#### Required work:
For each line below that contains the string "JSON", copy that line.

= = = = = = =

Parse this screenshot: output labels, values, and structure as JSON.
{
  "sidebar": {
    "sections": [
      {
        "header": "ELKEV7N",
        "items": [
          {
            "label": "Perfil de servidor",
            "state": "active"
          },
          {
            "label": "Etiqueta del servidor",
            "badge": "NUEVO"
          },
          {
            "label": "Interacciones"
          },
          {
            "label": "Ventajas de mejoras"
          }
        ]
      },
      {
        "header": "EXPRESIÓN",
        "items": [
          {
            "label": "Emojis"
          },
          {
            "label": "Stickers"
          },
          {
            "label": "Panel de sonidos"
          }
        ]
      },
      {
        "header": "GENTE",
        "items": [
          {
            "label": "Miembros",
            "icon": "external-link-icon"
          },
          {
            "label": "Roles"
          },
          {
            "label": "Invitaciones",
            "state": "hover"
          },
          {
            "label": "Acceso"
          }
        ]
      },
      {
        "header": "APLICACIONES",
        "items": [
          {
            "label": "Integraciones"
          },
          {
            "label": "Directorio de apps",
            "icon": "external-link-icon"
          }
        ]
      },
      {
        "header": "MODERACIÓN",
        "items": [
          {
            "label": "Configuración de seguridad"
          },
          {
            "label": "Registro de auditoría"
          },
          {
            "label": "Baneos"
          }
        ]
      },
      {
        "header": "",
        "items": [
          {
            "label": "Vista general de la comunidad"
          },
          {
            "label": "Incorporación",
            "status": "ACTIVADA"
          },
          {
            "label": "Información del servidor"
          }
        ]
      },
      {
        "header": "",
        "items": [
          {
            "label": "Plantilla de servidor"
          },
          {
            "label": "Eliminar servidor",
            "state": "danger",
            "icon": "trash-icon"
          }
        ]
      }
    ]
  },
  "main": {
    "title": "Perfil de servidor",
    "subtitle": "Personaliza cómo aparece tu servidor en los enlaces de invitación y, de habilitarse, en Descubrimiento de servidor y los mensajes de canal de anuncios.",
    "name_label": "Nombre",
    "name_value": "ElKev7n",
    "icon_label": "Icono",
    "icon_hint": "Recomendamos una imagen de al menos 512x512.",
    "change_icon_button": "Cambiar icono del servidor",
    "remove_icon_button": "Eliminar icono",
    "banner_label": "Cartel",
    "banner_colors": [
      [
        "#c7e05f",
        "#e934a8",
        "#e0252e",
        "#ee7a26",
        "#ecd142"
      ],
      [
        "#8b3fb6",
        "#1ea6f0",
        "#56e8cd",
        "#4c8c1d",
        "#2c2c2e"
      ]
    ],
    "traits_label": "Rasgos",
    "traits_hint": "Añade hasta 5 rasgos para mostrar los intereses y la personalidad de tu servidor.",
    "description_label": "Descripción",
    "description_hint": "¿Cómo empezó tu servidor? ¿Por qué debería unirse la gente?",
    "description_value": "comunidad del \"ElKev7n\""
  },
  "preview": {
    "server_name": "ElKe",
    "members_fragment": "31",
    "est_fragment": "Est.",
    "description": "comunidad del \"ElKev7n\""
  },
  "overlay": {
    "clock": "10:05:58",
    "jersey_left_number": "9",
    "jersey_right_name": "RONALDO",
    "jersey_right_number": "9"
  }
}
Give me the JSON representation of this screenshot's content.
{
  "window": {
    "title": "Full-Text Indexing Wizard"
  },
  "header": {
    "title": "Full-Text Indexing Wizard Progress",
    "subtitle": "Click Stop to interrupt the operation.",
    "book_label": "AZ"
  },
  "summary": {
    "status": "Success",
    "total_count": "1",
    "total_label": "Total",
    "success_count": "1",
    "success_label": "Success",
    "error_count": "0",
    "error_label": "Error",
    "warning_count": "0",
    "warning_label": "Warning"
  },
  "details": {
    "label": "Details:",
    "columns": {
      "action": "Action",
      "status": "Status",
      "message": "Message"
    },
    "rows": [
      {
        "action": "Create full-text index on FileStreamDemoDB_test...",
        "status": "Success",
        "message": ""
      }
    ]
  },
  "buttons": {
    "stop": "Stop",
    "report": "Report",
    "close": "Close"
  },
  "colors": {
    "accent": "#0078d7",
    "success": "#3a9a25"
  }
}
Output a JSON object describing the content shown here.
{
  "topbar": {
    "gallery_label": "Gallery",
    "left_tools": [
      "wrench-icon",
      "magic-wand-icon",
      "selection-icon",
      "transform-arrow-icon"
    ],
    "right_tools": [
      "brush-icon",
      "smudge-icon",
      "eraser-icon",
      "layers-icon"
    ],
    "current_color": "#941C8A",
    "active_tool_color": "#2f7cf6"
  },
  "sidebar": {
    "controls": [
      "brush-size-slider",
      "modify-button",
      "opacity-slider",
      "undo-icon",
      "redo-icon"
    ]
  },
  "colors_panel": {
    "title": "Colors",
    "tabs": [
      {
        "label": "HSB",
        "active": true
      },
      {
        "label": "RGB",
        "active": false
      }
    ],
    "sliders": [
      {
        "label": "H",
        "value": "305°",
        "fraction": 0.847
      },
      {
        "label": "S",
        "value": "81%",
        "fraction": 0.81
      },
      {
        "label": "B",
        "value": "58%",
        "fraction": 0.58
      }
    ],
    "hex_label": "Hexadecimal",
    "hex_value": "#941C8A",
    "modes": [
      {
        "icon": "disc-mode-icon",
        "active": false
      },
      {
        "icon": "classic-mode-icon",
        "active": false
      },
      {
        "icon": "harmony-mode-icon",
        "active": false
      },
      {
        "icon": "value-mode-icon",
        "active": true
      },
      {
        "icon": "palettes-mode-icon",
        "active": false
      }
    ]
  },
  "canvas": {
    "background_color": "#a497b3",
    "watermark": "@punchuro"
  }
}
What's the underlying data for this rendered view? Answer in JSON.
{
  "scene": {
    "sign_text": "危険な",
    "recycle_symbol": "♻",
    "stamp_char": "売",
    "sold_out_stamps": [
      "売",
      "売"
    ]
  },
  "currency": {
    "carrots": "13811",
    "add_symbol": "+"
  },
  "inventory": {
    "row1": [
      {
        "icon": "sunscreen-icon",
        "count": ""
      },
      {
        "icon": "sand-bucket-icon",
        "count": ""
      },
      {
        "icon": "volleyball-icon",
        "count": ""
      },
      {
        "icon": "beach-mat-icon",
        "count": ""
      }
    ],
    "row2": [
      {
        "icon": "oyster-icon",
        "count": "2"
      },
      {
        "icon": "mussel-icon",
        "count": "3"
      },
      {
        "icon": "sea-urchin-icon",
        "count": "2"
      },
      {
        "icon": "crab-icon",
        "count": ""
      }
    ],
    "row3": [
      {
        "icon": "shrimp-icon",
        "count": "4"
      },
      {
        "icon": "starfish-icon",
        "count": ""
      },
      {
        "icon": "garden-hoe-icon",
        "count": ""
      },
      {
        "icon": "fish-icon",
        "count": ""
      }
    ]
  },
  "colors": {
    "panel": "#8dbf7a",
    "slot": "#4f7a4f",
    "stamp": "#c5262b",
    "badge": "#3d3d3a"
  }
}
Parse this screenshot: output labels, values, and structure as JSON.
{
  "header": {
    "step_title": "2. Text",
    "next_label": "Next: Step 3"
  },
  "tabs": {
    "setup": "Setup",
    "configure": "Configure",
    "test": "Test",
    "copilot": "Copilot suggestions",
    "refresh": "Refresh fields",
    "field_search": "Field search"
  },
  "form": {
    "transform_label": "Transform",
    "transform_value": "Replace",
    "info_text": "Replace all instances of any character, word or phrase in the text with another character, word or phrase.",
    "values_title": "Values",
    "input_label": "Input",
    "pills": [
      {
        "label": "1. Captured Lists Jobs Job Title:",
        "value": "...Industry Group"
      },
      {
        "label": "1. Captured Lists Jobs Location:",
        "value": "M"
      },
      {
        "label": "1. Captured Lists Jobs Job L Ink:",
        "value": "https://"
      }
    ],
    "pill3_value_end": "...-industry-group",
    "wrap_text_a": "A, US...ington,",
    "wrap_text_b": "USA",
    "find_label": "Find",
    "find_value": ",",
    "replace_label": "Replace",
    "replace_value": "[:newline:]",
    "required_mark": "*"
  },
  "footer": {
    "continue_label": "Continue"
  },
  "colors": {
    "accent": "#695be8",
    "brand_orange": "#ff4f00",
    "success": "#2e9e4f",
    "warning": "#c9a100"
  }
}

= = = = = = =

#### Output of the task:
Parse this screenshot: output labels, values, and structure as JSON.
Give me the JSON representation of this screenshot's content.
Output a JSON object describing the content shown here.
What's the underlying data for this rendered view? Answer in JSON.
Parse this screenshot: output labels, values, and structure as JSON.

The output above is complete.